A group action also pools each claimant’s risk of being ordered to pay the costs of the defendant(s) if the claim doesn’t succeed. In the past, that risk has been a significant deterrent to litigation, so litigation in the form of a group action now forms a key part of the business model of many specialist law firms.
Process for group actions in the UK
The pursuit of a group action under Part 19 of the CPR requires the making of a group litigation order (GLO) by the court, which has to agree that the proposed claims are suitable for a GLO.
Specifically, the court must consider whether, in the particular case, the multiplicity of individual claims brought by the firm that has conduct of the matter present “common or related issues of fact or law” to justify a GLO.
This often presents a challenge in the context of environmental claims, because a claim for nuisance for loss of amenity from industrial activities in a particular locality, for example, will often involve highly specific issues of fact relating to individual claims.
In the past, the courts were suspicious of speculative group litigation of this type, and may have been reluctant to make a GLO. But this attitude has changed significantly in recent times.
There have been several recent cases on the legal test to be applied when considering whether to grant a GLO for claims for compensation relating to the provision of financial services, or claims against the NHS. These cases show that courts now only require common issues of fact or law to be demonstrated at a relatively “high level” at the start of the litigation.
The recent Supreme Court decision in Mastercard v Merricks shows the same trend, though that litigation was conducted under specific statutory provisions relating to collective redress for anti-competitive conduct in the provision of financial services, rather than the more general provisions of the CPR.
Similar trends are emerging at a wider European level: several initiatives being pursued by the EU are aimed at encouraging Member States to provide methods for obtaining collective redress and allowing cross-border litigation against holding companies that may have deep pockets.
This may, in turn, encourage “forum-shopping” to pursue claims in jurisdictions where rules on conditional fee and similar arrangements, and group actions, are favourable to the conduct of mass litigation.
The prospect of mass claims of this type presents a significant threat to corporate entities that may be perceived, by claimants, as having deep pockets.
Defending a group action claim, which can drag on for many years, can be very expensive. There will often be a significant commercial pressure to settle early with the firm bringing the claim – but this risks inviting further claims of a similar type.
An alternative strategy is to be proactive in all cases where there is a perceived vulnerability, to prevent or minimise the risks of a group claim being brought in the first place.
The direction of travel in the UK, following the recent finding about Ella’s tragic death, points towards a potential duty of care being inferred to prevent air pollution above permitted levels or risk the consequences, including potential class actions and civil liability.
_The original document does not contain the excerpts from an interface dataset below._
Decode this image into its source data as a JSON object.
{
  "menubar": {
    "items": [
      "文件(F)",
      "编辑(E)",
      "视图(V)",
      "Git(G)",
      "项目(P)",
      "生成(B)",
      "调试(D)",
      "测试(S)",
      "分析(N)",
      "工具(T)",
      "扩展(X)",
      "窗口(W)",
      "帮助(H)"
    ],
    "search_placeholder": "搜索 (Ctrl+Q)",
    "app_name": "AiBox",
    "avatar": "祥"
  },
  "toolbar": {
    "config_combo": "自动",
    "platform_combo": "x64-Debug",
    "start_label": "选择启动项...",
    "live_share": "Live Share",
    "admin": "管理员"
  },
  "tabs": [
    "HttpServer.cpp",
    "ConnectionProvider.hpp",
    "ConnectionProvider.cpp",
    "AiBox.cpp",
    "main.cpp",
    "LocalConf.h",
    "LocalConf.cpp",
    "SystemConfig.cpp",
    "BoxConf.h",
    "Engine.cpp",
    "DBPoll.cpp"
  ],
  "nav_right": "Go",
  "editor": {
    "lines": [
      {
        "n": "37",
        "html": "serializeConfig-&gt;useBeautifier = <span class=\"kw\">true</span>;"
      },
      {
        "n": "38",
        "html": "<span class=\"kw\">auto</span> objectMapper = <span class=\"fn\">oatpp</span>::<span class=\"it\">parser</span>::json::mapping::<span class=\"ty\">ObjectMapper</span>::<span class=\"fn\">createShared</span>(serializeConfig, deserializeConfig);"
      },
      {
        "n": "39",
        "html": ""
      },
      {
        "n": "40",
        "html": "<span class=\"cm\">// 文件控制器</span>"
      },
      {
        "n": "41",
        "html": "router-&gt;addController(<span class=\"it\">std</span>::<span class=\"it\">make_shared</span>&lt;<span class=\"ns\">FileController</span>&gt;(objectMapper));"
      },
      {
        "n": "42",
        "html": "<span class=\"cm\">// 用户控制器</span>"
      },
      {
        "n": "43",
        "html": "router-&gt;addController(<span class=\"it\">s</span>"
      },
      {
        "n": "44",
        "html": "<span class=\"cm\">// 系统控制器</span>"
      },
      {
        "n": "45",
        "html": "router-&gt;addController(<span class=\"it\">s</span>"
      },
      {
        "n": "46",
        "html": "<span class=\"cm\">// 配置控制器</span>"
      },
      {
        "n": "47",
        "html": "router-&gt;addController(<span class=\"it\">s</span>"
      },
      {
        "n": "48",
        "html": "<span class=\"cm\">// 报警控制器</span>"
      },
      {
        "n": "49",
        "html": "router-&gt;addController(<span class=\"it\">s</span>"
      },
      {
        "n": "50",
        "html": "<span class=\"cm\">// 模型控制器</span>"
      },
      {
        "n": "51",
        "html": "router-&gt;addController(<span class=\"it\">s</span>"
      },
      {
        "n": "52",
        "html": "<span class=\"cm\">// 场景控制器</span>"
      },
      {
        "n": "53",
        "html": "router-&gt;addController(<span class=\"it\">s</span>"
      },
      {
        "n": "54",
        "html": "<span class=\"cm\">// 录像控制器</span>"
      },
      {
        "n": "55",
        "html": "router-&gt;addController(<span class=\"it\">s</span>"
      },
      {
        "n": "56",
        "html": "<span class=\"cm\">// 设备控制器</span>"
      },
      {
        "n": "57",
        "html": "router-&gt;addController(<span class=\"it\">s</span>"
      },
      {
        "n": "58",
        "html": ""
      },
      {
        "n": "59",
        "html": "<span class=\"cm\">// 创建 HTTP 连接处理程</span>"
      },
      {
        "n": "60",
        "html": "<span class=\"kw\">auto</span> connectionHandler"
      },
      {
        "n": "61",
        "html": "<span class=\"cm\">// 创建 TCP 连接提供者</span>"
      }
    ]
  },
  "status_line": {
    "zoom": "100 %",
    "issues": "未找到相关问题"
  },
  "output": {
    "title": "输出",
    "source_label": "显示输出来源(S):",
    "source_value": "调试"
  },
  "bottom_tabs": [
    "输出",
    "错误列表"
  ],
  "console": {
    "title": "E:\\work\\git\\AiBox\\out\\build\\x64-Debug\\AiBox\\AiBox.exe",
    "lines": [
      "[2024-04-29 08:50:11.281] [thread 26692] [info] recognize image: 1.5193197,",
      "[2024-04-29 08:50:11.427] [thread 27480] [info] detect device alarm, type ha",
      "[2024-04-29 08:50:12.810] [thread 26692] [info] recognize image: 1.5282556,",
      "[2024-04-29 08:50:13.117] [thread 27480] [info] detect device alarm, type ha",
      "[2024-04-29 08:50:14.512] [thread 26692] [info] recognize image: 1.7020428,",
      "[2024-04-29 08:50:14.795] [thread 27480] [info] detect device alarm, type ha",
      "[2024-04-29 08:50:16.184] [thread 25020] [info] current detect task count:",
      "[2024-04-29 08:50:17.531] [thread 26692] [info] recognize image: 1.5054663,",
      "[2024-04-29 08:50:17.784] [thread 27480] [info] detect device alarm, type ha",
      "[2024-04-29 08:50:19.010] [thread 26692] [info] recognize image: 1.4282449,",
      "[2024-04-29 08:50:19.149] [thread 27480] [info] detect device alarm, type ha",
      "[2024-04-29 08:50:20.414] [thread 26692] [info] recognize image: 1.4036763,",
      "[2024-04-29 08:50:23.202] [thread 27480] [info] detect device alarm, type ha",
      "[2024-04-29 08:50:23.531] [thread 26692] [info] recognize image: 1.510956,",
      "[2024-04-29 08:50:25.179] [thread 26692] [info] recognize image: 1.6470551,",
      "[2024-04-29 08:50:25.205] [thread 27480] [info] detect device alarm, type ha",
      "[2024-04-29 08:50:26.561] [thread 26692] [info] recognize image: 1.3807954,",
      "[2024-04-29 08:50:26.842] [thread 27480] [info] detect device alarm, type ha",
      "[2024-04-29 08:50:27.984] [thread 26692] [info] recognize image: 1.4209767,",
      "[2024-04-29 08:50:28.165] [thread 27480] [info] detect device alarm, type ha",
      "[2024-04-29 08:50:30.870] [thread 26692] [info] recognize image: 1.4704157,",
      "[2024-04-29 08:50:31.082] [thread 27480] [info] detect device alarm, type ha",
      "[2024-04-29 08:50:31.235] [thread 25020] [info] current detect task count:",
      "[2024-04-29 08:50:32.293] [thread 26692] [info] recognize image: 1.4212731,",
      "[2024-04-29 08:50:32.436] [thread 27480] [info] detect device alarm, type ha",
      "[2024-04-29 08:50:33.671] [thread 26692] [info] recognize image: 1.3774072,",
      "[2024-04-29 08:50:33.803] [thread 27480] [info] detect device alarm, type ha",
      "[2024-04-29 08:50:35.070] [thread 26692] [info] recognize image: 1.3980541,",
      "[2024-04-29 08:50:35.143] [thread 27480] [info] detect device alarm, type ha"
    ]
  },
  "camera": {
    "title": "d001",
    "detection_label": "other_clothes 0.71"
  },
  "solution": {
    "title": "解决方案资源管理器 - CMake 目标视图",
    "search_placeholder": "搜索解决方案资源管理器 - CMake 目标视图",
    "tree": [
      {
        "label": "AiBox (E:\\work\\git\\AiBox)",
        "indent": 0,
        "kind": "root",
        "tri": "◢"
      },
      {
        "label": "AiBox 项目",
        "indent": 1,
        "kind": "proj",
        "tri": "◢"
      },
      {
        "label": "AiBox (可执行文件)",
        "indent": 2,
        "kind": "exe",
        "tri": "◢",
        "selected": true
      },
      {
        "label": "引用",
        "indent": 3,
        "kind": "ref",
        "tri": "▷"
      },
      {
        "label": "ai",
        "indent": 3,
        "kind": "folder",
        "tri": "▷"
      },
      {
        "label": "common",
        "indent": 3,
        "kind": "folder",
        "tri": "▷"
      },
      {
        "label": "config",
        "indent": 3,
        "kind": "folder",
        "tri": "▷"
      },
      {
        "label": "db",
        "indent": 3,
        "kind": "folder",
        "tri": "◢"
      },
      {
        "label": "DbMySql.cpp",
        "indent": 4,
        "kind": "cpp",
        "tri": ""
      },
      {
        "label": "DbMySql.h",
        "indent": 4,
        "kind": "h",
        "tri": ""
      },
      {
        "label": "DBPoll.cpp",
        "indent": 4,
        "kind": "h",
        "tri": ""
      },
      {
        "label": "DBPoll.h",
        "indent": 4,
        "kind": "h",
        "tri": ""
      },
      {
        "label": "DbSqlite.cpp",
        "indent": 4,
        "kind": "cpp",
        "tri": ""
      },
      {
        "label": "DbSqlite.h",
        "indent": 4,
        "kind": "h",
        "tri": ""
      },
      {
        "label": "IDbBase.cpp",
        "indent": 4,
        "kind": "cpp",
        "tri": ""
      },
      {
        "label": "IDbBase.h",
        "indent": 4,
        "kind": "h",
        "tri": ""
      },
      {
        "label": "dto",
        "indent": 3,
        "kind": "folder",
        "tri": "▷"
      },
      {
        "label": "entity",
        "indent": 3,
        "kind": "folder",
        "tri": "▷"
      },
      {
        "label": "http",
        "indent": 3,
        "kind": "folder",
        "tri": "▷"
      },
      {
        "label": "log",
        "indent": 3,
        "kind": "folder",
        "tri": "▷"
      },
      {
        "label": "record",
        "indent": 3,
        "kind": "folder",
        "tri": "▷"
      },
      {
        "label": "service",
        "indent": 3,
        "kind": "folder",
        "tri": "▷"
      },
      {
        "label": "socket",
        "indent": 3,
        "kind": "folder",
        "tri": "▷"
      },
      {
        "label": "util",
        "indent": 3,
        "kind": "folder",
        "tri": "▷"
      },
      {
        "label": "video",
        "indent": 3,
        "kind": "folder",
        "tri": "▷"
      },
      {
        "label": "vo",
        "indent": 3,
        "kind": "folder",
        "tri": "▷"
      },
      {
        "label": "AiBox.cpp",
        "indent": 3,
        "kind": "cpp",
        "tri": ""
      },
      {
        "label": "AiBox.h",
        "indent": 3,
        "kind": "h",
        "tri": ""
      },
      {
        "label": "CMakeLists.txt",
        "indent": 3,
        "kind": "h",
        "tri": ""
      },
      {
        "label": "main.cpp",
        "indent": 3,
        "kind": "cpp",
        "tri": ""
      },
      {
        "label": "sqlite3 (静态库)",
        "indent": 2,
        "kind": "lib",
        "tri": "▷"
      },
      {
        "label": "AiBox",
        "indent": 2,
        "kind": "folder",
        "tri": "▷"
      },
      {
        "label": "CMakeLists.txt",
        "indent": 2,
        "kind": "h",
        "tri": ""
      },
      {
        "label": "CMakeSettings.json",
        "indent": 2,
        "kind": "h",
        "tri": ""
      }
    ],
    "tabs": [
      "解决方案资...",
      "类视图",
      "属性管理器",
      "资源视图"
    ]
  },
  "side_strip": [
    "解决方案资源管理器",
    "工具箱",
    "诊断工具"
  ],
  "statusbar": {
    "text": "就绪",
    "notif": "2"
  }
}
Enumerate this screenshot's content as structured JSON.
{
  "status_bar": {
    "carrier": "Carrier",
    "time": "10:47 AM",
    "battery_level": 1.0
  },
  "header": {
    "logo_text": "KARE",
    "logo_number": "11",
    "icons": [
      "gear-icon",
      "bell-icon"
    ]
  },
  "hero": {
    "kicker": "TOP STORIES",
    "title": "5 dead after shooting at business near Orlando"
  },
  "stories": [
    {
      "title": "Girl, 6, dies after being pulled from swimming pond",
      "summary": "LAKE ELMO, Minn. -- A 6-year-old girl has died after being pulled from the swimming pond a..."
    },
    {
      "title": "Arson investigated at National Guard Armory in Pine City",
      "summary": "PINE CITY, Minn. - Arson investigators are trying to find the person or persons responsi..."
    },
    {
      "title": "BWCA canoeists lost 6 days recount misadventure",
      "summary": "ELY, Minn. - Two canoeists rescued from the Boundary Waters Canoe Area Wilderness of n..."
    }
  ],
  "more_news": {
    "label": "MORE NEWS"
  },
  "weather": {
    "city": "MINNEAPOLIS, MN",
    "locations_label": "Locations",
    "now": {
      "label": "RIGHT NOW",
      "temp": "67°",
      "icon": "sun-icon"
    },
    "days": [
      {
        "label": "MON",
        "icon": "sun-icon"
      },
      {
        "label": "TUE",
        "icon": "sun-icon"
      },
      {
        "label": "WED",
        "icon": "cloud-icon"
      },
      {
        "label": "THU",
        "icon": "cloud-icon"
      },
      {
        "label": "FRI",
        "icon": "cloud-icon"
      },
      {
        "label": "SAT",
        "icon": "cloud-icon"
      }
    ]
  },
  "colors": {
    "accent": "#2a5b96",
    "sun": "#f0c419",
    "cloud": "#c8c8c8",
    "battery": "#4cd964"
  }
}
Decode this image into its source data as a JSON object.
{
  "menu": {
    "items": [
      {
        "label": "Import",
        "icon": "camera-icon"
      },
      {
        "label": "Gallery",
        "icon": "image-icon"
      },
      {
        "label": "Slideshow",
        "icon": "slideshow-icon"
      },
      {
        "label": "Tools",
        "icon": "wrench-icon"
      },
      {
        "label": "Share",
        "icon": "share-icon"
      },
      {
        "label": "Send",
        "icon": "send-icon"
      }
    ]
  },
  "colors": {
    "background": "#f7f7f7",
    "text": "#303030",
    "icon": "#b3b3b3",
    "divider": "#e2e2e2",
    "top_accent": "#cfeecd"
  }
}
In 2021, with the UK hosting the United Nations Climate Change Conference in Glasgow, we need to recognise that air pollution can not only contribute to global warming and climate change; it can also have more devastating personal consequences for us all.